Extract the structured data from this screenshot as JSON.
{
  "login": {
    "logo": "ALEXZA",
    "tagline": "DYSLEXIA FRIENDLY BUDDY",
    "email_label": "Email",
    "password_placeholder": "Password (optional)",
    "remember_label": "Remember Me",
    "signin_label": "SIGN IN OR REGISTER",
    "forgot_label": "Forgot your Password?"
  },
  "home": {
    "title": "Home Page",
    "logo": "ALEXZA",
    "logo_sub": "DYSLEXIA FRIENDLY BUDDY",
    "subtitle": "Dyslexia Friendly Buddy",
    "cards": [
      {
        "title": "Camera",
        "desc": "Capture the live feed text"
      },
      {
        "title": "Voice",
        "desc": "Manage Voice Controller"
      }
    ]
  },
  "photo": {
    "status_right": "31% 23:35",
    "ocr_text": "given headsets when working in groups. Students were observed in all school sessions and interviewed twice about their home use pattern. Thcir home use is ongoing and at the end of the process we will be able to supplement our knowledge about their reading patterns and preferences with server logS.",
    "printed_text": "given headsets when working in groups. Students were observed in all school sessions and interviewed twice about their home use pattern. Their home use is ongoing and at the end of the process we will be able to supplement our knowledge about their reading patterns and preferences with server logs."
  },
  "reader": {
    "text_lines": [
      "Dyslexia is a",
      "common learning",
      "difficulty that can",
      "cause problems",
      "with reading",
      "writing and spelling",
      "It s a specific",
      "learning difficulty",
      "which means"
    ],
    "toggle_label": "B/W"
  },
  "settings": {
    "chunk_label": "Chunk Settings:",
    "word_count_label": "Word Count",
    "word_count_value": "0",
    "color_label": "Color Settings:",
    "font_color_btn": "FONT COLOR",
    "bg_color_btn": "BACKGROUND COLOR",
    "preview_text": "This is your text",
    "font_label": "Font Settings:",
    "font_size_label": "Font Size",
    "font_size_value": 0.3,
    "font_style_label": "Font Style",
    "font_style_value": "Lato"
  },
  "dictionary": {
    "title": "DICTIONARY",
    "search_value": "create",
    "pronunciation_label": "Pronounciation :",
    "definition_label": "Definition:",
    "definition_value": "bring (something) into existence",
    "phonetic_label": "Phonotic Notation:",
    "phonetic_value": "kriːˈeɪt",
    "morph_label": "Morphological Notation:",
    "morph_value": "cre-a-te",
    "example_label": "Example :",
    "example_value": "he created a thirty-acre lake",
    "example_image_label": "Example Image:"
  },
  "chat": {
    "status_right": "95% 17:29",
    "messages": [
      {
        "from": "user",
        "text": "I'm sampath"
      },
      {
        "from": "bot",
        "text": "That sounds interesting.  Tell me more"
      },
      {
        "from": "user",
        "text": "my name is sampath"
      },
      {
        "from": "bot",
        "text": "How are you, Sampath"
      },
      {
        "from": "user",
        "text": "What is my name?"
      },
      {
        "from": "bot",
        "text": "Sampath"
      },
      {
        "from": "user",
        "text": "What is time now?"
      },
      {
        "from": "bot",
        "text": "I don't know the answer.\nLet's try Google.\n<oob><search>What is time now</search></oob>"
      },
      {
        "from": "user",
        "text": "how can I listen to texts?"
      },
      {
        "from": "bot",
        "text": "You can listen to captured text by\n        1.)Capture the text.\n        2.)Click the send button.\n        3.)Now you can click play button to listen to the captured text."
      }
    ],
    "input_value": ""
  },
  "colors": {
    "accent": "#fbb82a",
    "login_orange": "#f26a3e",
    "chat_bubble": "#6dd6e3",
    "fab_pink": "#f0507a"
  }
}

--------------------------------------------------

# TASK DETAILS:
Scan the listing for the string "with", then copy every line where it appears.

# WRITTEN RESPONSE:
    "ocr_text": "given headsets when working in groups. Students were observed in all school sessions and interviewed twice about their home use pattern. Thcir home use is ongoing and at the end of the process we will be able to supplement our knowledge about their reading patterns and preferences with server logS.",
    "printed_text": "given headsets when working in groups. Students were observed in all school sessions and interviewed twice about their home use pattern. Their home use is ongoing and at the end of the process we will be able to supplement our knowledge about their reading patterns and preferences with server logs."
      "with reading",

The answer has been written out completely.